From the data below, copy out every line in which the word "name" occurs.

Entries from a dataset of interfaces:
*-*-*

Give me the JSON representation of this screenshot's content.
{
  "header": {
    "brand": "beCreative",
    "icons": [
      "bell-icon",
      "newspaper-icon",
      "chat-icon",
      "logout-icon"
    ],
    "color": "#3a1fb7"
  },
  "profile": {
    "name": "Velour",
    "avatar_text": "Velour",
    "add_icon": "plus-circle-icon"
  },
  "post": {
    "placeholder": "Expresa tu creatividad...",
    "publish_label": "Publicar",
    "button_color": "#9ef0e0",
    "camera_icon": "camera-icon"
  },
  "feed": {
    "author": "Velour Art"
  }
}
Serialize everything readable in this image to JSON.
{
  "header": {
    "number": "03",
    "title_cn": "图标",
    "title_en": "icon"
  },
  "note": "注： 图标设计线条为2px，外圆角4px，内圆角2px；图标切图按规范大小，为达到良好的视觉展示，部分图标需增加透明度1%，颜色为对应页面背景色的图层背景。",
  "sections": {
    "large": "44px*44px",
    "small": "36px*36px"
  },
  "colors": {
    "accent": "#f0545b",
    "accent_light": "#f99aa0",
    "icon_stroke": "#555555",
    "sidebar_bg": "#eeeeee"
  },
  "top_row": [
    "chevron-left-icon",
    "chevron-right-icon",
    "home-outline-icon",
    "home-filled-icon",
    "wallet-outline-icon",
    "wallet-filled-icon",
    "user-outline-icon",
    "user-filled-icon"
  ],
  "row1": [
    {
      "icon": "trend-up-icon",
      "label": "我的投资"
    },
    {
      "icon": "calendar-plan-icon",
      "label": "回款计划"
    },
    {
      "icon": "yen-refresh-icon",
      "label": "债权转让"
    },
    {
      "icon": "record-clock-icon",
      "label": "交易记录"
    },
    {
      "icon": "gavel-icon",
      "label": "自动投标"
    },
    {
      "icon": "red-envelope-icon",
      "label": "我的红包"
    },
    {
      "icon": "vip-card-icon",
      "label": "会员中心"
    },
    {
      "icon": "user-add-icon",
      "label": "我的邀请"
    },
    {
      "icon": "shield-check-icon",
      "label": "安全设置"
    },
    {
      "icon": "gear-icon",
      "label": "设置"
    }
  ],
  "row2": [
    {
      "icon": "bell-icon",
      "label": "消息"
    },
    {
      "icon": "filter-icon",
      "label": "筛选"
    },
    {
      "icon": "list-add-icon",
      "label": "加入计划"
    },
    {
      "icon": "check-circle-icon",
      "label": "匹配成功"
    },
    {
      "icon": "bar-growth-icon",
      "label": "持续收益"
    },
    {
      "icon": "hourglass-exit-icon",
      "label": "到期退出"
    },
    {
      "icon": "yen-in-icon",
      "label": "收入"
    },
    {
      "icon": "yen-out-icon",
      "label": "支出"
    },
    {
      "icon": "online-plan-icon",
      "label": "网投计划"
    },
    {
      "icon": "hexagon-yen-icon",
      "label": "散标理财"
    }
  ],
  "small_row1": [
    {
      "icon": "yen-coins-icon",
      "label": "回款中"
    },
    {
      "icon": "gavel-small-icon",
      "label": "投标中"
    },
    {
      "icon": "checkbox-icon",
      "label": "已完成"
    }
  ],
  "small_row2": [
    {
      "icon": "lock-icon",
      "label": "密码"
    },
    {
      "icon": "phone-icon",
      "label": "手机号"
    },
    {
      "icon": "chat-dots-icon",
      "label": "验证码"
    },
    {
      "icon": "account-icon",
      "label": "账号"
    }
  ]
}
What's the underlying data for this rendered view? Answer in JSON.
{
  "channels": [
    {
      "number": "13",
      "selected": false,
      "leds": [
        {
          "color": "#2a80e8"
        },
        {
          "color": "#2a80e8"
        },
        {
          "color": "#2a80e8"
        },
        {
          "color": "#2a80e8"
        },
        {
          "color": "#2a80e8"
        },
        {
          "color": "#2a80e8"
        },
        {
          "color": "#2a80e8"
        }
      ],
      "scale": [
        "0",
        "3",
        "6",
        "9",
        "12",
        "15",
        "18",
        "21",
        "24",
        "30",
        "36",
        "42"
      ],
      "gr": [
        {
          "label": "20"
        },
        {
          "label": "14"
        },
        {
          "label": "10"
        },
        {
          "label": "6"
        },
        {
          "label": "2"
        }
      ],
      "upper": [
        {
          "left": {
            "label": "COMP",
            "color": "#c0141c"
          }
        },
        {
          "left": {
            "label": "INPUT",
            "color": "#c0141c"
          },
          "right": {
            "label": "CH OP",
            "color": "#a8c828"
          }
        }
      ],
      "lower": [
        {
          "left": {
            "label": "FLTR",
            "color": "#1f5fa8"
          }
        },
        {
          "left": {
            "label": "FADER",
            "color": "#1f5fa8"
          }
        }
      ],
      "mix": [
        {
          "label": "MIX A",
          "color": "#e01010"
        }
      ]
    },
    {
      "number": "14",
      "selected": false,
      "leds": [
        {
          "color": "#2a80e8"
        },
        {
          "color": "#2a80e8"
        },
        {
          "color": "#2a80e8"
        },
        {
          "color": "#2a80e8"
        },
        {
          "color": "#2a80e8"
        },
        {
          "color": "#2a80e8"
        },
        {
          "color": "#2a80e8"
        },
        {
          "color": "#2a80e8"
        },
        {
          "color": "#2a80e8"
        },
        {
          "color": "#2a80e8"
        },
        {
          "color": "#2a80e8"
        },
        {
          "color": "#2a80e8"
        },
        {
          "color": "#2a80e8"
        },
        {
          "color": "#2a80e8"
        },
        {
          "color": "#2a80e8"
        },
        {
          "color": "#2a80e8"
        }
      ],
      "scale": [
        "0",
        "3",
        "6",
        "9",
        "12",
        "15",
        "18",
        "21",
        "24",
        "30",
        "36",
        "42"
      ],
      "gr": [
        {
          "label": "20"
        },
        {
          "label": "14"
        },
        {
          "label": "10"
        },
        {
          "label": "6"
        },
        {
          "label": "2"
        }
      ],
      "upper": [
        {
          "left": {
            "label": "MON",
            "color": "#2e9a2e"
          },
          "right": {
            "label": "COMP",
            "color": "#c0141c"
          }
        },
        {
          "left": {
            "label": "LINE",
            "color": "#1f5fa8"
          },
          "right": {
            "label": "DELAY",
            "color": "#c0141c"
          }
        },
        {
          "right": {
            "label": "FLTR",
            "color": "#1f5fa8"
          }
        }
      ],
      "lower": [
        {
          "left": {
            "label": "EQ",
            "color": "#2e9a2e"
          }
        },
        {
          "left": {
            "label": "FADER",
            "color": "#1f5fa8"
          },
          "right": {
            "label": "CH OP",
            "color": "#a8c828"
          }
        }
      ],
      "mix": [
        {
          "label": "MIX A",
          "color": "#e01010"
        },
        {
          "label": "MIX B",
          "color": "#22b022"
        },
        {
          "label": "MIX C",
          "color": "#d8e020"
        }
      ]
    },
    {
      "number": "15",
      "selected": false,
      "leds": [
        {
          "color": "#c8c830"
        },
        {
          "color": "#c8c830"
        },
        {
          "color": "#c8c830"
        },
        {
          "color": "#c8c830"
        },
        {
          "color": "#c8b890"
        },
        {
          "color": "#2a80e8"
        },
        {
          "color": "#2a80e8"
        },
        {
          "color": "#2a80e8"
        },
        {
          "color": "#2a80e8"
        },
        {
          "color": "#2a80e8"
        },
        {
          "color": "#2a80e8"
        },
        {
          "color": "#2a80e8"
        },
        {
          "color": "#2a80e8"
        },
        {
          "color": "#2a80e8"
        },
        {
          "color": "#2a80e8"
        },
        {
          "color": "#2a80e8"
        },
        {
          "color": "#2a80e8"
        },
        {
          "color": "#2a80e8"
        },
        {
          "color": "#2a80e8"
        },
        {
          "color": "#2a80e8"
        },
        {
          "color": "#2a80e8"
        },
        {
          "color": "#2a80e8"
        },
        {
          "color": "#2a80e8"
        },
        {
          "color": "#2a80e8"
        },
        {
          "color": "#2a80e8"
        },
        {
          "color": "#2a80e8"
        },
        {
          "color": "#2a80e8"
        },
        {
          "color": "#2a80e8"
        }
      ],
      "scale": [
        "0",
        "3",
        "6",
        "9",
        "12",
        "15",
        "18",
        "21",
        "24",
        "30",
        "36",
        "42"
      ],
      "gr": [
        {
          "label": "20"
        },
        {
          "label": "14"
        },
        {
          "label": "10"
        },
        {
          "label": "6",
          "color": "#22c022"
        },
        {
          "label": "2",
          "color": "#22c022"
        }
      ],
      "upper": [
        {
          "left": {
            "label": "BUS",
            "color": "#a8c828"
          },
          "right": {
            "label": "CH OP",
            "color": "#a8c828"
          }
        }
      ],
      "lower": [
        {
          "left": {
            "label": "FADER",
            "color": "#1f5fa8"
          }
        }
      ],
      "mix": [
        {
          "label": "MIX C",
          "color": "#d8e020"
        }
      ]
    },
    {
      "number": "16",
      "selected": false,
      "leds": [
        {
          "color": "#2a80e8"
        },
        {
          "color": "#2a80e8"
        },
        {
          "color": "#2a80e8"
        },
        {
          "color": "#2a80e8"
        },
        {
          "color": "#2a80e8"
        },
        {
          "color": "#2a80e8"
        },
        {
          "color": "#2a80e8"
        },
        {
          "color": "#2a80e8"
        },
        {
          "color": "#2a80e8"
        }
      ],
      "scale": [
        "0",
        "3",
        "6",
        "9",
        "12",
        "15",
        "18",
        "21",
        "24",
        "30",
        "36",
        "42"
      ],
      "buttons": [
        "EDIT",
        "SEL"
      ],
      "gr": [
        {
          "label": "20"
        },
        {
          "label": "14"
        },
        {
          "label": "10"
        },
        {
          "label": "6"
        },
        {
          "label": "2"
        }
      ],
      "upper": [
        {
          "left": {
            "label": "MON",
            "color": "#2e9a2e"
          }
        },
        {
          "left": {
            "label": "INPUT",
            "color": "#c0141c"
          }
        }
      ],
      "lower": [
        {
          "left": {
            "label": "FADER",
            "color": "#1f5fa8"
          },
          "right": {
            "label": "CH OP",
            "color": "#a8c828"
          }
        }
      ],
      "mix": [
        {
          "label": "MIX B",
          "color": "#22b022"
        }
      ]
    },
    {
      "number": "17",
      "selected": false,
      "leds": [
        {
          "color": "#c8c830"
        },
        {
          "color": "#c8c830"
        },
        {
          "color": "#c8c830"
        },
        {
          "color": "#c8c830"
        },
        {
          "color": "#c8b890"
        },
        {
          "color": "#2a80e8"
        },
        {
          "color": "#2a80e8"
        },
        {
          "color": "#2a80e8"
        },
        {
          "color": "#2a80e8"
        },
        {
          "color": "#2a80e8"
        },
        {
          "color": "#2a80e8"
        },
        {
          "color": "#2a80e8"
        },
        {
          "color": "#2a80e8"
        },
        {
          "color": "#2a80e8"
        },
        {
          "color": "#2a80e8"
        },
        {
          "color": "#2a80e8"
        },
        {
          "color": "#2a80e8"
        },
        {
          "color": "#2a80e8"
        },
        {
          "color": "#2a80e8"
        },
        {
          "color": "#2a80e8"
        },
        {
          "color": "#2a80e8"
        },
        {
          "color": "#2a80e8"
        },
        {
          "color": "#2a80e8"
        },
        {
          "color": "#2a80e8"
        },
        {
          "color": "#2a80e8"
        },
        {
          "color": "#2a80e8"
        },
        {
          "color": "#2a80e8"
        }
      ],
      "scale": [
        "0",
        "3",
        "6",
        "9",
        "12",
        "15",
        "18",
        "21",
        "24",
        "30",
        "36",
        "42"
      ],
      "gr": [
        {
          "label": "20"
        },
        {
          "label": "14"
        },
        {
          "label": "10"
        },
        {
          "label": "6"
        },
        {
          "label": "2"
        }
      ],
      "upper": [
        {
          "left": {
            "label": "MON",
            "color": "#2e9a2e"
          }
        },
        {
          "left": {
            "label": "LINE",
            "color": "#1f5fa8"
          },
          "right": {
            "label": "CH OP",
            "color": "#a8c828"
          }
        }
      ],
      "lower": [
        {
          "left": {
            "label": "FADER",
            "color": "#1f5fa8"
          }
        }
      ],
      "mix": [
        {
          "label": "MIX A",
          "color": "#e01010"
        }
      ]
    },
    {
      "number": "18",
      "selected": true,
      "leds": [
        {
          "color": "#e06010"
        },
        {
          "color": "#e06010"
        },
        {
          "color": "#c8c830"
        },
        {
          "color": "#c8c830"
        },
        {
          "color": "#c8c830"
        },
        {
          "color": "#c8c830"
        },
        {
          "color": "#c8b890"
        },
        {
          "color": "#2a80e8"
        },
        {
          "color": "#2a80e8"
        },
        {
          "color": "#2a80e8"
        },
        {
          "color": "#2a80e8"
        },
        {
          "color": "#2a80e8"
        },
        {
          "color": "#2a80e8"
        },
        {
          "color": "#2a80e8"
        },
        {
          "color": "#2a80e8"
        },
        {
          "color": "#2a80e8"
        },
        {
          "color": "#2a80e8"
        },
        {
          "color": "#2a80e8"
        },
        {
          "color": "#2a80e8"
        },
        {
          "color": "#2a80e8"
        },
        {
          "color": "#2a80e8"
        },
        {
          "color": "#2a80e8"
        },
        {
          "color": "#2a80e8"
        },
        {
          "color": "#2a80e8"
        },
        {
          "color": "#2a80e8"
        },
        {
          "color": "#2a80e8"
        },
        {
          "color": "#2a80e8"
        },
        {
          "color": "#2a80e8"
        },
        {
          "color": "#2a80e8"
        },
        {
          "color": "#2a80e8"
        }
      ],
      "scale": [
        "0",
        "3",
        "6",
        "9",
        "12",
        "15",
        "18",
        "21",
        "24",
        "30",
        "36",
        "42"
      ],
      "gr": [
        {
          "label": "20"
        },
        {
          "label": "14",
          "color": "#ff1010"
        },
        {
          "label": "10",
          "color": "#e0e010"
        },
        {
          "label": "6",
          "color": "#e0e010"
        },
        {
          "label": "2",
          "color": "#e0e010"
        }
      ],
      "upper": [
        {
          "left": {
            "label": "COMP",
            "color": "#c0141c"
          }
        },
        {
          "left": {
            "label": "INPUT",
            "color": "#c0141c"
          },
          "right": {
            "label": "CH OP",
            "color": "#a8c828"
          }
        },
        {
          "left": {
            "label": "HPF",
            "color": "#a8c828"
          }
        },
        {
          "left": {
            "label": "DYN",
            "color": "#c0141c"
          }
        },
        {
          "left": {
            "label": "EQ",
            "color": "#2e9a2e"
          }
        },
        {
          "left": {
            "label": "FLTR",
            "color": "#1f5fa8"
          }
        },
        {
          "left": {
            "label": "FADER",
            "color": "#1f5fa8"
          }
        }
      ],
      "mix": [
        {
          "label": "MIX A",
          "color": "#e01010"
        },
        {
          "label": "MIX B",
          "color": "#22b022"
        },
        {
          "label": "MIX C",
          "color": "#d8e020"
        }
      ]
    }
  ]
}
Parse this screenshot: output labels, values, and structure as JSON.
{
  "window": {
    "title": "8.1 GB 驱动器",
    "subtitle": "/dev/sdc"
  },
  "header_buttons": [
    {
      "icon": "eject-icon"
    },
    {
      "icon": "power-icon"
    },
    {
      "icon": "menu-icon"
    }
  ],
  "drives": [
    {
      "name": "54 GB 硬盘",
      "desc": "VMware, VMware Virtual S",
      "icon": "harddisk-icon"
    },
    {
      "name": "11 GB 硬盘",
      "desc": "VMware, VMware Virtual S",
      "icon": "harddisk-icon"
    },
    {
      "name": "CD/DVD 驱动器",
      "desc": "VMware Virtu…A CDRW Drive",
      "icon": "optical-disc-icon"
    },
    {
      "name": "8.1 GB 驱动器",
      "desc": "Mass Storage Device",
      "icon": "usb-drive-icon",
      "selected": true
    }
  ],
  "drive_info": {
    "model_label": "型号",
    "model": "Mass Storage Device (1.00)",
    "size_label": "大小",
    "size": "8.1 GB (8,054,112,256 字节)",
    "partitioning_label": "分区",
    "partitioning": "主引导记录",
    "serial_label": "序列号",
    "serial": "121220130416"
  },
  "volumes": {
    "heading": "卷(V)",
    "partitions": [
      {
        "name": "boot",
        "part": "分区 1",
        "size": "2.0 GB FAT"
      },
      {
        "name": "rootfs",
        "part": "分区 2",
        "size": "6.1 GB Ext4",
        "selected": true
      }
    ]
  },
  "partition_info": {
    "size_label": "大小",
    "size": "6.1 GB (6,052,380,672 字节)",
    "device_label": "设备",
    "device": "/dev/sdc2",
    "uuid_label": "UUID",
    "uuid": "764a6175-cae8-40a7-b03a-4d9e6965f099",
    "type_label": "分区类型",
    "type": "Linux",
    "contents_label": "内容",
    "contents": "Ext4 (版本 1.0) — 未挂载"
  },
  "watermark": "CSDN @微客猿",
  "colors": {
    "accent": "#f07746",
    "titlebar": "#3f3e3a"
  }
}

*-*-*

● **Exercise solution**:
    "name": "Velour",
      "name": "54 GB 硬盘",
      "name": "11 GB 硬盘",
      "name": "CD/DVD 驱动器",
      "name": "8.1 GB 驱动器",
        "name": "boot",
        "name": "rootfs",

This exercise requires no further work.